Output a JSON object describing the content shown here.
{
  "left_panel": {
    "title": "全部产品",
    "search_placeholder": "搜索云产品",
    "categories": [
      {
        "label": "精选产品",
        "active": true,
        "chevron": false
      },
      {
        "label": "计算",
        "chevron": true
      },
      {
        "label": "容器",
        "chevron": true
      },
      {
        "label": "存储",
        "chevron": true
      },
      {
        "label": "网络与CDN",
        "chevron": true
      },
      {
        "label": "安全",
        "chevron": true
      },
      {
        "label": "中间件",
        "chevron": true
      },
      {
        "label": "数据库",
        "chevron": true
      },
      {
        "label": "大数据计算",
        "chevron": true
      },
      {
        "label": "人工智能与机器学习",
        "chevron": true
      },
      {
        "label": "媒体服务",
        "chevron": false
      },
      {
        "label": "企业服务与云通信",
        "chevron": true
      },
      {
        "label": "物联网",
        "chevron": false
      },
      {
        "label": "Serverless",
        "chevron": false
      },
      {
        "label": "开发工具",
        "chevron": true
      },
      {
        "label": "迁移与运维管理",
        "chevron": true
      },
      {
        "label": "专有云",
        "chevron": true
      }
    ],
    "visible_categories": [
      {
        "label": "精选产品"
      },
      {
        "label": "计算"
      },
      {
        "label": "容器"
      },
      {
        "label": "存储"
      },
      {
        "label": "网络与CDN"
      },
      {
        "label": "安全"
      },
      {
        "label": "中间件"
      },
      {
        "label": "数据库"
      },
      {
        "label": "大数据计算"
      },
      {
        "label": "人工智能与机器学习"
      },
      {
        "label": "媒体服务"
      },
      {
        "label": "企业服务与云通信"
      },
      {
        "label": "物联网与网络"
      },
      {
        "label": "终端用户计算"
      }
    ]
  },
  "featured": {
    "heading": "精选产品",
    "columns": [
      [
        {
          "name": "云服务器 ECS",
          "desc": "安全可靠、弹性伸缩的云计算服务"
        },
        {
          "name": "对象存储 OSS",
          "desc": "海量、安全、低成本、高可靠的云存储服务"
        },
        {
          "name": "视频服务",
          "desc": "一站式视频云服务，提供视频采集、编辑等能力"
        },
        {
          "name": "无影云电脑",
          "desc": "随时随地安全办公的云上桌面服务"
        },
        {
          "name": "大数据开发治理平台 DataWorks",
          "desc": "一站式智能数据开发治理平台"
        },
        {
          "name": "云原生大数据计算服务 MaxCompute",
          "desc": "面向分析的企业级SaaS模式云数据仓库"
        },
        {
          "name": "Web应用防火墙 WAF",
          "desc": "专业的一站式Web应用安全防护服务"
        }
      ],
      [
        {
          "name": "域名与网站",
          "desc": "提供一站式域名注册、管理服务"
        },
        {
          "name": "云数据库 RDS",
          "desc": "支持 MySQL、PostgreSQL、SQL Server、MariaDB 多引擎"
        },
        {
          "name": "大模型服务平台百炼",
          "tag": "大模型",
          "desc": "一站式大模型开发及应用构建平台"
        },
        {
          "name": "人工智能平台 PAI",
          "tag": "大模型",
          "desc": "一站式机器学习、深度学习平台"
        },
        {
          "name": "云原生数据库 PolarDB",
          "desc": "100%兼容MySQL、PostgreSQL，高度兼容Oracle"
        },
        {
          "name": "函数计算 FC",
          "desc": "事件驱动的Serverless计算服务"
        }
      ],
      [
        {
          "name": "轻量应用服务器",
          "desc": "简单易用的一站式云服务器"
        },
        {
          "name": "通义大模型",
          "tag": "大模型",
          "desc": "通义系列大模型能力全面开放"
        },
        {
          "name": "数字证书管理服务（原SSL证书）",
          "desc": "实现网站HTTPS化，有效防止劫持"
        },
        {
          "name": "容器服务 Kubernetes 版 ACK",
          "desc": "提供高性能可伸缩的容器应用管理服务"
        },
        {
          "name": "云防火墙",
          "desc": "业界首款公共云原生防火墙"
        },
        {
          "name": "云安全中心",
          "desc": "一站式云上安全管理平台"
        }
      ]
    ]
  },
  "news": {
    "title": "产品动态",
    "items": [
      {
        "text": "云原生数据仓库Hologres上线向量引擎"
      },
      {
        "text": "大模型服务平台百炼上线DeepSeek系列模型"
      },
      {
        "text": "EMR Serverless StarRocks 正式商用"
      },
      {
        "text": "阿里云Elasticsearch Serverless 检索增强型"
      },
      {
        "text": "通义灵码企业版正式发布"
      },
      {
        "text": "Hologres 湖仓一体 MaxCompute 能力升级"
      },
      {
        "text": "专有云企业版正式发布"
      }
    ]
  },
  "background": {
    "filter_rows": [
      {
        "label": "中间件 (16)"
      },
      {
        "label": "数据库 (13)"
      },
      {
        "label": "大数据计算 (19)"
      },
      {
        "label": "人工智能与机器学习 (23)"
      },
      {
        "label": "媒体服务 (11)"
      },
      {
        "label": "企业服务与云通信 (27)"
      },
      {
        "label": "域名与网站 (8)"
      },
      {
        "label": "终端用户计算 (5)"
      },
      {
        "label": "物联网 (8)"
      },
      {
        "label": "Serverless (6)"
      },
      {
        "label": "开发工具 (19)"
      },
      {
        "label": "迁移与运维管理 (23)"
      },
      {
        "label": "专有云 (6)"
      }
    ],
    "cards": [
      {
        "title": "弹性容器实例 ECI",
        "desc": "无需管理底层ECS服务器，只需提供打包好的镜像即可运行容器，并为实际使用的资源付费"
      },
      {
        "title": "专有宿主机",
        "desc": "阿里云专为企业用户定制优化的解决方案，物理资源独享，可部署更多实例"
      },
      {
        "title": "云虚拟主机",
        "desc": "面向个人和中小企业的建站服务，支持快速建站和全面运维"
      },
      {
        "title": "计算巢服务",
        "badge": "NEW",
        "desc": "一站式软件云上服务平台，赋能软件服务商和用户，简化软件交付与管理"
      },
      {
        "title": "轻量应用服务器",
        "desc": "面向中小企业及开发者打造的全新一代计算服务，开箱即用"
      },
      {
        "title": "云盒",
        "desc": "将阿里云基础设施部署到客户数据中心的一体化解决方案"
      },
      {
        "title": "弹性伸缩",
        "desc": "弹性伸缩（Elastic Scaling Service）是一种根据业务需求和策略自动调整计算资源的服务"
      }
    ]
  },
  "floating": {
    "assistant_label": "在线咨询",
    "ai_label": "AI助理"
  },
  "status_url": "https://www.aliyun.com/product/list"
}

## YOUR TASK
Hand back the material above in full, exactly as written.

## EXERCISE ANSWER
Output a JSON object describing the content shown here.
{
  "left_panel": {
    "title": "全部产品",
    "search_placeholder": "搜索云产品",
    "categories": [
      {
        "label": "精选产品",
        "active": true,
        "chevron": false
      },
      {
        "label": "计算",
        "chevron": true
      },
      {
        "label": "容器",
        "chevron": true
      },
      {
        "label": "存储",
        "chevron": true
      },
      {
        "label": "网络与CDN",
        "chevron": true
      },
      {
        "label": "安全",
        "chevron": true
      },
      {
        "label": "中间件",
        "chevron": true
      },
      {
        "label": "数据库",
        "chevron": true
      },
      {
        "label": "大数据计算",
        "chevron": true
      },
      {
        "label": "人工智能与机器学习",
        "chevron": true
      },
      {
        "label": "媒体服务",
        "chevron": false
      },
      {
        "label": "企业服务与云通信",
        "chevron": true
      },
      {
        "label": "物联网",
        "chevron": false
      },
      {
        "label": "Serverless",
        "chevron": false
      },
      {
        "label": "开发工具",
        "chevron": true
      },
      {
        "label": "迁移与运维管理",
        "chevron": true
      },
      {
        "label": "专有云",
        "chevron": true
      }
    ],
    "visible_categories": [
      {
        "label": "精选产品"
      },
      {
        "label": "计算"
      },
      {
        "label": "容器"
      },
      {
        "label": "存储"
      },
      {
        "label": "网络与CDN"
      },
      {
        "label": "安全"
      },
      {
        "label": "中间件"
      },
      {
        "label": "数据库"
      },
      {
        "label": "大数据计算"
      },
      {
        "label": "人工智能与机器学习"
      },
      {
        "label": "媒体服务"
      },
      {
        "label": "企业服务与云通信"
      },
      {
        "label": "物联网与网络"
      },
      {
        "label": "终端用户计算"
      }
    ]
  },
  "featured": {
    "heading": "精选产品",
    "columns": [
      [
        {
          "name": "云服务器 ECS",
          "desc": "安全可靠、弹性伸缩的云计算服务"
        },
        {
          "name": "对象存储 OSS",
          "desc": "海量、安全、低成本、高可靠的云存储服务"
        },
        {
          "name": "视频服务",
          "desc": "一站式视频云服务，提供视频采集、编辑等能力"
        },
        {
          "name": "无影云电脑",
          "desc": "随时随地安全办公的云上桌面服务"
        },
        {
          "name": "大数据开发治理平台 DataWorks",
          "desc": "一站式智能数据开发治理平台"
        },
        {
          "name": "云原生大数据计算服务 MaxCompute",
          "desc": "面向分析的企业级SaaS模式云数据仓库"
        },
        {
          "name": "Web应用防火墙 WAF",
          "desc": "专业的一站式Web应用安全防护服务"
        }
      ],
      [
        {
          "name": "域名与网站",
          "desc": "提供一站式域名注册、管理服务"
        },
        {
          "name": "云数据库 RDS",
          "desc": "支持 MySQL、PostgreSQL、SQL Server、MariaDB 多引擎"
        },
        {
          "name": "大模型服务平台百炼",
          "tag": "大模型",
          "desc": "一站式大模型开发及应用构建平台"
        },
        {
          "name": "人工智能平台 PAI",
          "tag": "大模型",
          "desc": "一站式机器学习、深度学习平台"
        },
        {
          "name": "云原生数据库 PolarDB",
          "desc": "100%兼容MySQL、PostgreSQL，高度兼容Oracle"
        },
        {
          "name": "函数计算 FC",
          "desc": "事件驱动的Serverless计算服务"
        }
      ],
      [
        {
          "name": "轻量应用服务器",
          "desc": "简单易用的一站式云服务器"
        },
        {
          "name": "通义大模型",
          "tag": "大模型",
          "desc": "通义系列大模型能力全面开放"
        },
        {
          "name": "数字证书管理服务（原SSL证书）",
          "desc": "实现网站HTTPS化，有效防止劫持"
        },
        {
          "name": "容器服务 Kubernetes 版 ACK",
          "desc": "提供高性能可伸缩的容器应用管理服务"
        },
        {
          "name": "云防火墙",
          "desc": "业界首款公共云原生防火墙"
        },
        {
          "name": "云安全中心",
          "desc": "一站式云上安全管理平台"
        }
      ]
    ]
  },
  "news": {
    "title": "产品动态",
    "items": [
      {
        "text": "云原生数据仓库Hologres上线向量引擎"
      },
      {
        "text": "大模型服务平台百炼上线DeepSeek系列模型"
      },
      {
        "text": "EMR Serverless StarRocks 正式商用"
      },
      {
        "text": "阿里云Elasticsearch Serverless 检索增强型"
      },
      {
        "text": "通义灵码企业版正式发布"
      },
      {
        "text": "Hologres 湖仓一体 MaxCompute 能力升级"
      },
      {
        "text": "专有云企业版正式发布"
      }
    ]
  },
  "background": {
    "filter_rows": [
      {
        "label": "中间件 (16)"
      },
      {
        "label": "数据库 (13)"
      },
      {
        "label": "大数据计算 (19)"
      },
      {
        "label": "人工智能与机器学习 (23)"
      },
      {
        "label": "媒体服务 (11)"
      },
      {
        "label": "企业服务与云通信 (27)"
      },
      {
        "label": "域名与网站 (8)"
      },
      {
        "label": "终端用户计算 (5)"
      },
      {
        "label": "物联网 (8)"
      },
      {
        "label": "Serverless (6)"
      },
      {
        "label": "开发工具 (19)"
      },
      {
        "label": "迁移与运维管理 (23)"
      },
      {
        "label": "专有云 (6)"
      }
    ],
    "cards": [
      {
        "title": "弹性容器实例 ECI",
        "desc": "无需管理底层ECS服务器，只需提供打包好的镜像即可运行容器，并为实际使用的资源付费"
      },
      {
        "title": "专有宿主机",
        "desc": "阿里云专为企业用户定制优化的解决方案，物理资源独享，可部署更多实例"
      },
      {
        "title": "云虚拟主机",
        "desc": "面向个人和中小企业的建站服务，支持快速建站和全面运维"
      },
      {
        "title": "计算巢服务",
        "badge": "NEW",
        "desc": "一站式软件云上服务平台，赋能软件服务商和用户，简化软件交付与管理"
      },
      {
        "title": "轻量应用服务器",
        "desc": "面向中小企业及开发者打造的全新一代计算服务，开箱即用"
      },
      {
        "title": "云盒",
        "desc": "将阿里云基础设施部署到客户数据中心的一体化解决方案"
      },
      {
        "title": "弹性伸缩",
        "desc": "弹性伸缩（Elastic Scaling Service）是一种根据业务需求和策略自动调整计算资源的服务"
      }
    ]
  },
  "floating": {
    "assistant_label": "在线咨询",
    "ai_label": "AI助理"
  },
  "status_url": "https://www.aliyun.com/product/list"
}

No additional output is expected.